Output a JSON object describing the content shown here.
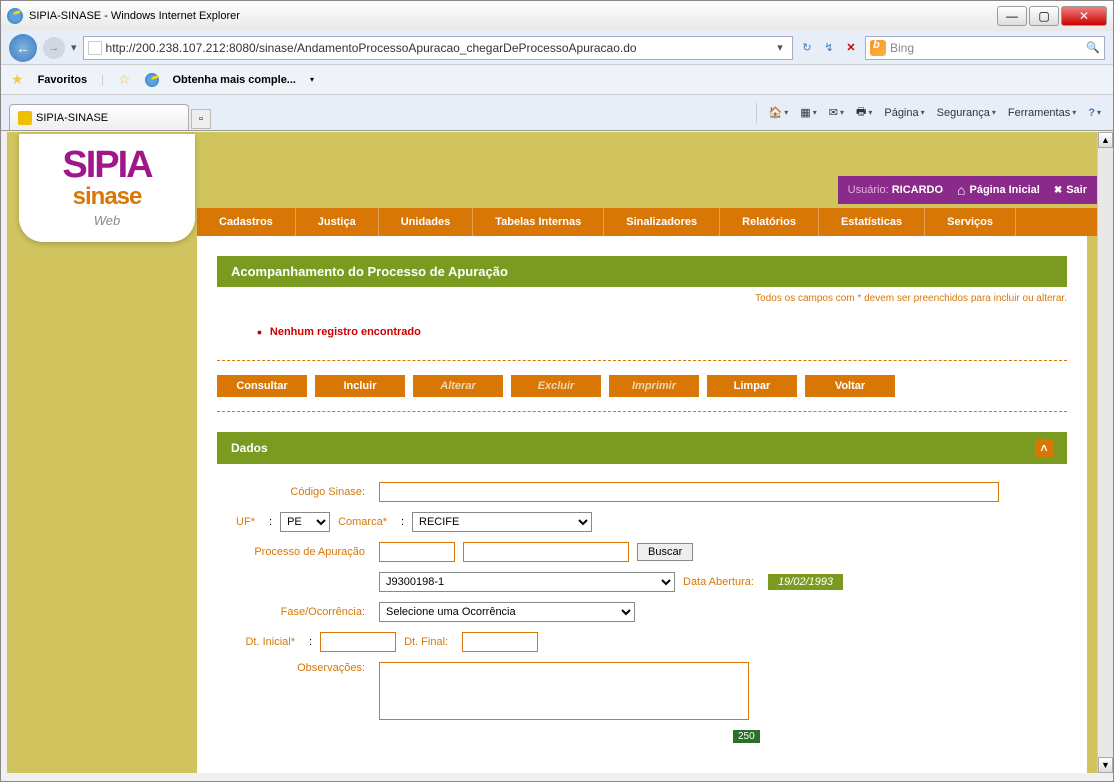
{
  "window": {
    "title": "SIPIA-SINASE - Windows Internet Explorer",
    "url": "http://200.238.107.212:8080/sinase/AndamentoProcessoApuracao_chegarDeProcessoApuracao.do",
    "search_engine": "Bing"
  },
  "ie": {
    "favorites_label": "Favoritos",
    "suggested_sites": "Obtenha mais comple...",
    "tab_title": "SIPIA-SINASE",
    "menu": {
      "page": "Página",
      "security": "Segurança",
      "tools": "Ferramentas"
    }
  },
  "app": {
    "logo": {
      "line1": "SIPIA",
      "line2": "sinase",
      "line3": "Web"
    },
    "user_label": "Usuário:",
    "user_name": "RICARDO",
    "home_label": "Página Inicial",
    "exit_label": "Sair",
    "menu": [
      "Cadastros",
      "Justiça",
      "Unidades",
      "Tabelas Internas",
      "Sinalizadores",
      "Relatórios",
      "Estatísticas",
      "Serviços"
    ]
  },
  "page": {
    "title": "Acompanhamento do Processo de Apuração",
    "required_note": "Todos os campos com * devem ser preenchidos para incluir ou alterar.",
    "error": "Nenhum registro encontrado",
    "buttons": {
      "consultar": "Consultar",
      "incluir": "Incluir",
      "alterar": "Alterar",
      "excluir": "Excluir",
      "imprimir": "Imprimir",
      "limpar": "Limpar",
      "voltar": "Voltar"
    }
  },
  "form": {
    "section": "Dados",
    "codigo_label": "Código Sinase:",
    "codigo_value": "",
    "uf_label": "UF",
    "uf_value": "PE",
    "comarca_label": "Comarca",
    "comarca_value": "RECIFE",
    "processo_label": "Processo de Apuração",
    "processo_inp1": "",
    "processo_inp2": "",
    "buscar": "Buscar",
    "processo_sel": "J9300198-1",
    "data_abertura_label": "Data Abertura:",
    "data_abertura_value": "19/02/1993",
    "fase_label": "Fase/Ocorrência:",
    "fase_value": "Selecione uma Ocorrência",
    "dt_inicial_label": "Dt. Inicial",
    "dt_inicial_value": "",
    "dt_final_label": "Dt. Final:",
    "dt_final_value": "",
    "obs_label": "Observações:",
    "obs_value": "",
    "counter": "250"
  }
}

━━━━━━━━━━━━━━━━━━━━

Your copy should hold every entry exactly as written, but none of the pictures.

Output a JSON object describing the content shown here.
{
  "window": {
    "title": "SIPIA-SINASE - Windows Internet Explorer",
    "url": "http://200.238.107.212:8080/sinase/AndamentoProcessoApuracao_chegarDeProcessoApuracao.do",
    "search_engine": "Bing"
  },
  "ie": {
    "favorites_label": "Favoritos",
    "suggested_sites": "Obtenha mais comple...",
    "tab_title": "SIPIA-SINASE",
    "menu": {
      "page": "Página",
      "security": "Segurança",
      "tools": "Ferramentas"
    }
  },
  "app": {
    "logo": {
      "line1": "SIPIA",
      "line2": "sinase",
      "line3": "Web"
    },
    "user_label": "Usuário:",
    "user_name": "RICARDO",
    "home_label": "Página Inicial",
    "exit_label": "Sair",
    "menu": [
      "Cadastros",
      "Justiça",
      "Unidades",
      "Tabelas Internas",
      "Sinalizadores",
      "Relatórios",
      "Estatísticas",
      "Serviços"
    ]
  },
  "page": {
    "title": "Acompanhamento do Processo de Apuração",
    "required_note": "Todos os campos com * devem ser preenchidos para incluir ou alterar.",
    "error": "Nenhum registro encontrado",
    "buttons": {
      "consultar": "Consultar",
      "incluir": "Incluir",
      "alterar": "Alterar",
      "excluir": "Excluir",
      "imprimir": "Imprimir",
      "limpar": "Limpar",
      "voltar": "Voltar"
    }
  },
  "form": {
    "section": "Dados",
    "codigo_label": "Código Sinase:",
    "codigo_value": "",
    "uf_label": "UF",
    "uf_value": "PE",
    "comarca_label": "Comarca",
    "comarca_value": "RECIFE",
    "processo_label": "Processo de Apuração",
    "processo_inp1": "",
    "processo_inp2": "",
    "buscar": "Buscar",
    "processo_sel": "J9300198-1",
    "data_abertura_label": "Data Abertura:",
    "data_abertura_value": "19/02/1993",
    "fase_label": "Fase/Ocorrência:",
    "fase_value": "Selecione uma Ocorrência",
    "dt_inicial_label": "Dt. Inicial",
    "dt_inicial_value": "",
    "dt_final_label": "Dt. Final:",
    "dt_final_value": "",
    "obs_label": "Observações:",
    "obs_value": "",
    "counter": "250"
  }
}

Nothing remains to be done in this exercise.